From Aberdeen, I flew back to England to
spend four days with the Cowley family in Northamptonshire, about 80
miles north of London in the English countryside. Mrs. Mary Cowley was
then 78 years old. She and her late husband Bill had served as the first
resident nurses in Puvirnituq from 1959 to 1962. Her son Timothy had
been one of my playmates in childhood.
My time in Northamptonshire was a blessed
interlude of de-compression from the intensity and high drama of my
discoveries in Aberdeen. I shared my findings with the Cowley’s, who
were among the restricted few familiar with my search. Mary Cowley had
known both my mother, and grandmother, and now served as my sounding
board for what might be next. She gave me sound counsel about being
mentally prepared for whatever consequences, positive or negative, which
might result from these discoveries.
I had heard of Qallunaat who had been
searched for and located, but who had refused to acknowledge their Inuit
relatives. The reasons for such rejections were never the same, but
there were three that seemed to surface constantly: The shame of
revealing illegitimate offspring to legitimate families; the fear that
Inuit offspring would claim money or possessions from Qallunaat fathers;
or genuine doubt about people’s claims to be So-and-So’s descendents.
My driving reasons for searching were none
of the above. I simply wanted to make human contact.
Mrs. Cowley said that, in earlier eras,
people’s attitudes toward children born outside of marriage tended to be
very strict. Nowadays, she said, people are much more open-minded about
such things. I needed to hear this. My mother had been born to parents
who were not married. Not that this was anything unusual at the time. It
had, in fact, been quite the norm, and children born from such
relationships helped boost the Inuit birthrate.
Northamptonshire was an improbable, but
most tranquil place to reflect on these matters.
As we talked about Scotland, Timothy
Cowley told me that Arctic char could be found in some of its lakes, and
that ptarmigan, of the type we have in the Arctic, can be had in certain
areas of the country.
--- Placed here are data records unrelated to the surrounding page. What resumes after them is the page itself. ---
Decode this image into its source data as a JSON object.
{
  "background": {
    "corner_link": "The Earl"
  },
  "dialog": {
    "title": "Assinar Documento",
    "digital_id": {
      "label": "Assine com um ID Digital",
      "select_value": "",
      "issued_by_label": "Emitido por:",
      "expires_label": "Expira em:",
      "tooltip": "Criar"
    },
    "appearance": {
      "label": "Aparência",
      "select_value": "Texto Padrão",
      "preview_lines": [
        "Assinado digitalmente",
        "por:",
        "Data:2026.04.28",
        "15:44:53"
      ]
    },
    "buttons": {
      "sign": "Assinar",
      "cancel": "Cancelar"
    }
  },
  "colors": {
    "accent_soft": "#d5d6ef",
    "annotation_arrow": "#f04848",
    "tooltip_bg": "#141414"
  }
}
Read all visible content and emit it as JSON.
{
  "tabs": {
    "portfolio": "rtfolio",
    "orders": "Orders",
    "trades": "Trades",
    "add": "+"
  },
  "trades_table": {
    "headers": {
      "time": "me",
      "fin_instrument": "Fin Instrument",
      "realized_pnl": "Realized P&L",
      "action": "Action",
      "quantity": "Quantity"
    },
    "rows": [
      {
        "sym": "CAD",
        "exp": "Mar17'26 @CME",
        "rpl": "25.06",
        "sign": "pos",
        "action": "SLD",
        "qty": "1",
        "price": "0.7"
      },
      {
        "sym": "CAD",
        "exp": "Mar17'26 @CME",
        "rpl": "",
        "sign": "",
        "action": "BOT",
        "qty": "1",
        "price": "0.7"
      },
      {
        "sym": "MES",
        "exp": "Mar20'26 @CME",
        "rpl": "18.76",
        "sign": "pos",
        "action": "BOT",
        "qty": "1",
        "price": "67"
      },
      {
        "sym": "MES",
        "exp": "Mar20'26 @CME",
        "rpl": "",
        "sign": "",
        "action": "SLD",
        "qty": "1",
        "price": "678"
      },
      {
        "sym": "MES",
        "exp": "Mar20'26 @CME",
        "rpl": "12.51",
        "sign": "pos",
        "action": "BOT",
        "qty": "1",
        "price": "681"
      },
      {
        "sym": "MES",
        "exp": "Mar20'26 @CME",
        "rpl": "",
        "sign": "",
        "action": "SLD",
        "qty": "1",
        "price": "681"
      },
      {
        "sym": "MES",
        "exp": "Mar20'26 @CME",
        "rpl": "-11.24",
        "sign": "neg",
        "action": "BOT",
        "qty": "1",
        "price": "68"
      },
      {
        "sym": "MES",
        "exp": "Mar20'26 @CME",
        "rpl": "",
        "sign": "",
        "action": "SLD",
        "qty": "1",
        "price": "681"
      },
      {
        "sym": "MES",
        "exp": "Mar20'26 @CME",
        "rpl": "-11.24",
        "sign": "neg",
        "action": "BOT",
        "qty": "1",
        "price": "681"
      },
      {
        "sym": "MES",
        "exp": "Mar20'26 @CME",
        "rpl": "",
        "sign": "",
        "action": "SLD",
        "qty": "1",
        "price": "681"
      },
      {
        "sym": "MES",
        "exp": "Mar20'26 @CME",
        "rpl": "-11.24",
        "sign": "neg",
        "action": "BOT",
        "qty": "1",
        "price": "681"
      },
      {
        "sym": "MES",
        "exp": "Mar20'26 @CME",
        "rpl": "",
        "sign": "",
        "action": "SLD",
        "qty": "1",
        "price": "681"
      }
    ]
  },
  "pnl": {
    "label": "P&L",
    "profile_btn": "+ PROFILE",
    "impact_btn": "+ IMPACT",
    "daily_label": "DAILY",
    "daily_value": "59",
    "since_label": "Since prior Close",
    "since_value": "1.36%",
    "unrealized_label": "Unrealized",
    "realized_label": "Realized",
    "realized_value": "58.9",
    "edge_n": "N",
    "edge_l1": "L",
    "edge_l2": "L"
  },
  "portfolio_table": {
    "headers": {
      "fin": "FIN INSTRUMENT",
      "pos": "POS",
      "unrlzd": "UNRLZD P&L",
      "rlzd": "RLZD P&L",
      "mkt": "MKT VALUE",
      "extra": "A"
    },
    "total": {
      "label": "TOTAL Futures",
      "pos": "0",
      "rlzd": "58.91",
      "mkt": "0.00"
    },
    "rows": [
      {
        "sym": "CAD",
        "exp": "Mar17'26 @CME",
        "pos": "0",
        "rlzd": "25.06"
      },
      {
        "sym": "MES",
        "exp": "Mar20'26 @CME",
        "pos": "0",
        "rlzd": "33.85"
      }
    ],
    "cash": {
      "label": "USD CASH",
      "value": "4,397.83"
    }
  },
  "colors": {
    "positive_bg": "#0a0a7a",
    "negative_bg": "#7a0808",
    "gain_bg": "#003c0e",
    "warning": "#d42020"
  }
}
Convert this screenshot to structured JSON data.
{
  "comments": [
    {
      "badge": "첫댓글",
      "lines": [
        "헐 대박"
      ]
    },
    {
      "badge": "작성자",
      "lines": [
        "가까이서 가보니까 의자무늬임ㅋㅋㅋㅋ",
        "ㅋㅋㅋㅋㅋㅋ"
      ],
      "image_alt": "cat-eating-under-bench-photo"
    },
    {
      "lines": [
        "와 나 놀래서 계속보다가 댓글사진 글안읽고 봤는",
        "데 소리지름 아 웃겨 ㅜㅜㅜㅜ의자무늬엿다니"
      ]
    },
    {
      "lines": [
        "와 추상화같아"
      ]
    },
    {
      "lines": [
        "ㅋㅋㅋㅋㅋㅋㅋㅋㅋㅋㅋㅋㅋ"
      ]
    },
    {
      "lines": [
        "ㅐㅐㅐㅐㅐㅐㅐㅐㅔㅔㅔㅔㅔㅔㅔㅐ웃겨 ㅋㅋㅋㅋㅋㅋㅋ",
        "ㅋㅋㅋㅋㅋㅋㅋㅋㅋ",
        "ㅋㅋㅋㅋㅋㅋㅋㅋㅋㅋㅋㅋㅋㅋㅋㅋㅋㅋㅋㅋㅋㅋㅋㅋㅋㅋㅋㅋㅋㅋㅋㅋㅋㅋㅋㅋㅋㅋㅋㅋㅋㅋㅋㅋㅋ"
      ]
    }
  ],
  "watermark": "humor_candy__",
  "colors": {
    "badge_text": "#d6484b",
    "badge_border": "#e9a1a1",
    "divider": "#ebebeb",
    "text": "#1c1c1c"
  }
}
I could live there for a while, I thought, eating
some familiar food along with the occasional dish of haggis.
In my mind, I developed the hope that, the
least this search would get me would be a photograph of William
Mackenzie Peter to hang on my wall.